Or something. Like my extended metaphor, The Oregonian is a mess, albeit a much more impressive one. Director Calvin Lee Reeder’s debut film has plenty of easily-recognizable elements, most notably in its allusions to genres as disparate as road trip, stoner comedy (intentional or not), gross out (lots of vomit, exploding face pustules), Urban Outfitters ad (in spirit, at least), horror, art film, and Americana (“What’s yer name, sweetheart?” said by a stranger at a campfire), but the resulting filmic goop is as unfamiliar to film as a four-legged, four-armed, two-headed being is to humankind. And as with the limbs on a humanoid, just because you can see all its filmic parts doesn’t make The Oregonian a composite. Reeder’s film is primordial, not pastiche: instead of fusing art and trash back together again, he shows us the single amoeba they both descended from. What’s the difference? Well, a four-legged, four-armed humanoid with two faces looks a lot weirder than two humans fucking.

The film opens with a series of grainy, oversaturated shots of trees and verdant landscapes, including a slightly-over-long portrait of a topiary of a horse. For a few seconds at least, nature has all the familiar comfort and safe longing of an instagram (or, if you’re old school, a Polaroid). A young woman (Lindsay Pulsipher, who plays a werepanther on the TV series True Blood), dressed in an appropriately practical flannel shirt, feeds a horse. Aww. Soon, though, she wanders over to the stables and is unsurprised to find a man passed out face down with a bottle of booze nearby, and somehow Reeder manages to change the mood of his nature shots from nostalgia to paranoid dread as the camera zooms into a tangle of branches.

Next thing we know, the woman is driving and, before we know it, has crashed. The opening ranch scene, we find out, is a flashback, and as it develops, it turns out to be the most normal narrative piece of a film that otherwise develops formlessly. As the woman encounters a succession of freakish characters when she stumbles down the road and into the Northwest’s countryside and towns, our bearings are constantly shifting. People we thought were dead (including a creepy Christian Palmer, director and star of TMT favorite, William Never Married, who helped produce The Oregonian) turn out to be not. Characters from previous scenes reappear in different forms serving different purposes. As The Oregonian transforms into a road trip, there’s definitely movement (the landscape transforms from Pacific Northwest to Southern California), but it’s hard to claim there’s progress in the woman’s present. Rather, it’s her past — a brief flashback of life on the ranch — that keeps developing, reversing the typical filmic dynamic between the remembered past and the experienced present.

The temporal wormholes, monsters (most notably, one in a fuzzy green suit), mystery cowboys, and blond lead will likely draw comparisons to David Lynch, which wouldn’t be far off if Lynch were more into dayglo vomit and endless, color-changing streams of urine. That’s not just a joke, either: Lynch’s weirdness is ultimately grounded in language, not in image.

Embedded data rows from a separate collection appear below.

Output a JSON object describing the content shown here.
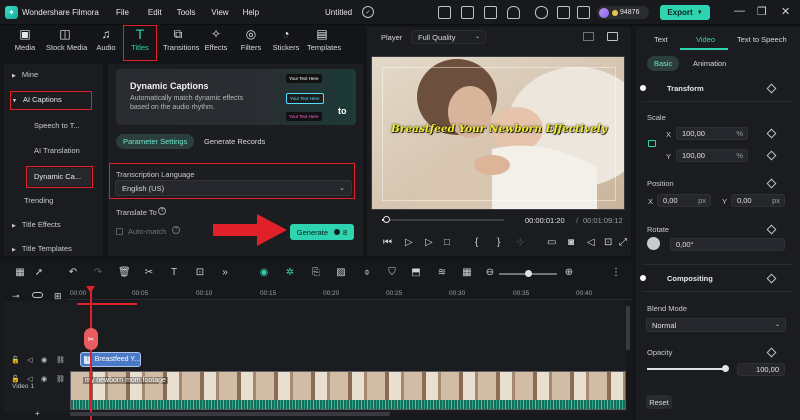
{
  "app": {
    "logo_text": "Wondershare Filmora",
    "doc_title": "Untitled",
    "credits": "94876",
    "export_label": "Export",
    "menu": [
      "File",
      "Edit",
      "Tools",
      "View",
      "Help"
    ]
  },
  "tool_tabs": [
    {
      "label": "Media",
      "icon": "media-icon"
    },
    {
      "label": "Stock Media",
      "icon": "stock-media-icon"
    },
    {
      "label": "Audio",
      "icon": "audio-icon"
    },
    {
      "label": "Titles",
      "icon": "titles-icon"
    },
    {
      "label": "Transitions",
      "icon": "transitions-icon"
    },
    {
      "label": "Effects",
      "icon": "effects-icon"
    },
    {
      "label": "Filters",
      "icon": "filters-icon"
    },
    {
      "label": "Stickers",
      "icon": "stickers-icon"
    },
    {
      "label": "Templates",
      "icon": "templates-icon"
    }
  ],
  "sidebar": {
    "items": [
      "Mine",
      "AI Captions",
      "Speech to T...",
      "AI Translation",
      "Dynamic Ca...",
      "Trending",
      "Title Effects",
      "Title Templates"
    ]
  },
  "captions": {
    "card_title": "Dynamic Captions",
    "card_desc": "Automatically match dynamic effects based on the audio rhythm.",
    "preview_labels": [
      "Your Text Here",
      "Your Text Here",
      "Your Text Here",
      "to"
    ],
    "tabs": [
      "Parameter Settings",
      "Generate Records"
    ],
    "lang_label": "Transcription Language",
    "lang_value": "English (US)",
    "translate_label": "Translate To",
    "automatch_label": "Auto-match",
    "generate_label": "Generate",
    "generate_count": "8"
  },
  "player": {
    "label": "Player",
    "quality": "Full Quality",
    "caption": "Breastfeed Your Newborn Effectively",
    "time_current": "00:00:01:20",
    "time_total": "00:01:09:12",
    "progress": 0.03
  },
  "props": {
    "tabs": [
      "Text",
      "Video",
      "Text to Speech"
    ],
    "subtabs": [
      "Basic",
      "Animation"
    ],
    "transform": "Transform",
    "scale": "Scale",
    "scale_x": "100,00",
    "scale_y": "100,00",
    "pct": "%",
    "position": "Position",
    "pos_x": "0,00",
    "pos_y": "0,00",
    "px": "px",
    "rotate": "Rotate",
    "rotate_value": "0,00°",
    "compositing": "Compositing",
    "blend_mode": "Blend Mode",
    "blend_value": "Normal",
    "opacity": "Opacity",
    "opacity_value": "100,00",
    "reset": "Reset",
    "x": "X",
    "y": "Y"
  },
  "timeline": {
    "ruler": [
      "00:00",
      "00:05",
      "00:10",
      "00:15",
      "00:20",
      "00:25",
      "00:30",
      "00:35",
      "00:40"
    ],
    "title_clip": "Breastfeed Y...",
    "video_clip": "my newborn mom footage",
    "video_track": "Video 1"
  },
  "colors": {
    "accent": "#2ed4b0",
    "highlight": "#e0212a",
    "caption_yellow": "#f2ea2a"
  }
}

But in The Oregonian, language is almost absent. Speech comes primarily from the protagonist and is mostly unanswered. Reeder’s inventive and pervasive “soundtrack” notwithstanding, the film’s eloquence is visual. As weird a compliment as it is, The Oregonian has more — or at least more interesting things — to say about the color green than perhaps any other film, even if there are plenty of distractions along the way. But like language, the film’s visuals are all the more meaningful for their impurity: the projectile vomiting and overly hip owl decorations are just the idiomatic markers of a culture that’s both fluent in and saturated with images, the visual equivalent of the “fucks” and “ums” in any realistic scene of dialogue.